“When we [the National] played a festival in Katowice [Poland]…, I woke everybody up early, hired a van and took them to Auschwitz. I’ve been there more than once. It’s really powerful, and it’s beautiful to have that kind of emotional experience with everybody, although it did bum us out for the concert…. We also played in Dachau, in the town, so we got to go to the camp there too. I know so much about the Holocaust, almost everywhere we go in Europe I’m haunted by knowing there’s a place nearby where a lot of people died.”
How much of the Dessner brothers’ attachment to their Jewish ancestry in particular and to Jewish culture in general makes its way into the music of the National is up for debate, although the composers favor dark, minor-key arrangements and odd time signatures – neither of which is your standard rock fare. While the Biblical Abel, Anna Freud, and Franz Kafka show up in the group’s lyrics, those are written by non-Jewish vocalist Matt Berninger.
But Bryce Dessner insists that the Jewish connection runs deep in his work. “History, within families especially, lives on in the memories of children,” he told Relix magazine. “In America, people feel the need to internalize where they’re from, in their own personal way. I’ll always have this piece, and I’ll always think of my grandmother.”
As in Klepfisz’s poem, channeled through the music of Bryce Dessner and The National, those memories become monuments.

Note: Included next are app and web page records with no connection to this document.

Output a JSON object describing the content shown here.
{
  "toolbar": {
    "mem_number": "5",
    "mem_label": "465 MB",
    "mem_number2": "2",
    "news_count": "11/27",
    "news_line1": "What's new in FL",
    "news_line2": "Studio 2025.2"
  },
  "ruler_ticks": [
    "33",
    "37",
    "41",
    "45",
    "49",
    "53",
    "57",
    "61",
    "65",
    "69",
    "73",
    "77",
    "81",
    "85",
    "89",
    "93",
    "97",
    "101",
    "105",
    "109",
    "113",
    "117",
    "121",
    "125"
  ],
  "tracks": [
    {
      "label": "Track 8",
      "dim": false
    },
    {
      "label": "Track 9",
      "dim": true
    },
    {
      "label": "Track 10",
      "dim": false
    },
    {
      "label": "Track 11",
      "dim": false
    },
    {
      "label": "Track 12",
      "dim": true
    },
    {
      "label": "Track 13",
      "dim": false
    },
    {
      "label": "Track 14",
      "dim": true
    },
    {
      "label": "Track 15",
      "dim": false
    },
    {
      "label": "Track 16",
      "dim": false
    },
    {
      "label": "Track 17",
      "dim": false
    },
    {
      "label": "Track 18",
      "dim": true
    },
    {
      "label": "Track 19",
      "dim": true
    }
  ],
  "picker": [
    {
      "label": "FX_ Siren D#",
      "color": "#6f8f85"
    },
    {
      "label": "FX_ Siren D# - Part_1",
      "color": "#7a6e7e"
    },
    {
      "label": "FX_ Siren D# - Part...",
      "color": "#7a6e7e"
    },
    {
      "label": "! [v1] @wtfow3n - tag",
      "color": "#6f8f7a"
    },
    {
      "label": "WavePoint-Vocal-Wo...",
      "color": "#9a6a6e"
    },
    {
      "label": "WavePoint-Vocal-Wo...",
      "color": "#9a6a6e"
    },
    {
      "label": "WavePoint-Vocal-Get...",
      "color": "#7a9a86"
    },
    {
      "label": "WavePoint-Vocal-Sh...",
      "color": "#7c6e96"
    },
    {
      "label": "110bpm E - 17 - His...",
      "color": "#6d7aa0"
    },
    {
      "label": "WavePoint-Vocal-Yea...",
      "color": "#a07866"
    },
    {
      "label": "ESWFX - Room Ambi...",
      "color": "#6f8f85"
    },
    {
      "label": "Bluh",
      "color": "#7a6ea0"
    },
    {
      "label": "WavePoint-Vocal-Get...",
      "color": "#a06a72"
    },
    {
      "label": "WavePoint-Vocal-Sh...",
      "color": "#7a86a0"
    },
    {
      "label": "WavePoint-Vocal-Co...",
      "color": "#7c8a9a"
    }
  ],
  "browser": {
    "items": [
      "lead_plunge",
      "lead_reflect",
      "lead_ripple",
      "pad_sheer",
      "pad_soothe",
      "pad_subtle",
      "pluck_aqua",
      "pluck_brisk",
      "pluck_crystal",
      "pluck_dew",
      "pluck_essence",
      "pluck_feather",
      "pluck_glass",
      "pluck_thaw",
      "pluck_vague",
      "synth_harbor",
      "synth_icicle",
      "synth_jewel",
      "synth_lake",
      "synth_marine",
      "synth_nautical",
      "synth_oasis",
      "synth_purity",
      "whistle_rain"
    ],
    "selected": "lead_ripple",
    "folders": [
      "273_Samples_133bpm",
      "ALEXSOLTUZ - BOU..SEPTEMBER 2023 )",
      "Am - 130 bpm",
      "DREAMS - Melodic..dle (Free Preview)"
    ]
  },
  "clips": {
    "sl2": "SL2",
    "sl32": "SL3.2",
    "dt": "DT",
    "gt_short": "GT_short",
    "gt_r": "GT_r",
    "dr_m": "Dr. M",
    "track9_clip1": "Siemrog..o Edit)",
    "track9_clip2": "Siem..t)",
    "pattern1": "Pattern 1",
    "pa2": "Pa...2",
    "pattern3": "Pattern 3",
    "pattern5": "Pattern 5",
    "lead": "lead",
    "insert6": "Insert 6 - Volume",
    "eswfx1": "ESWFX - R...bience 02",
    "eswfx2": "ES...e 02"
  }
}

Seth Rogovoy is a contributing editor at the Forward who often explores Jewish themes in popular culture. He is the author of “Bob Dylan: Prophet Mystic Poet” (Scribner, 2009) and “The Essential Klezmer” (Algonquin, 2000).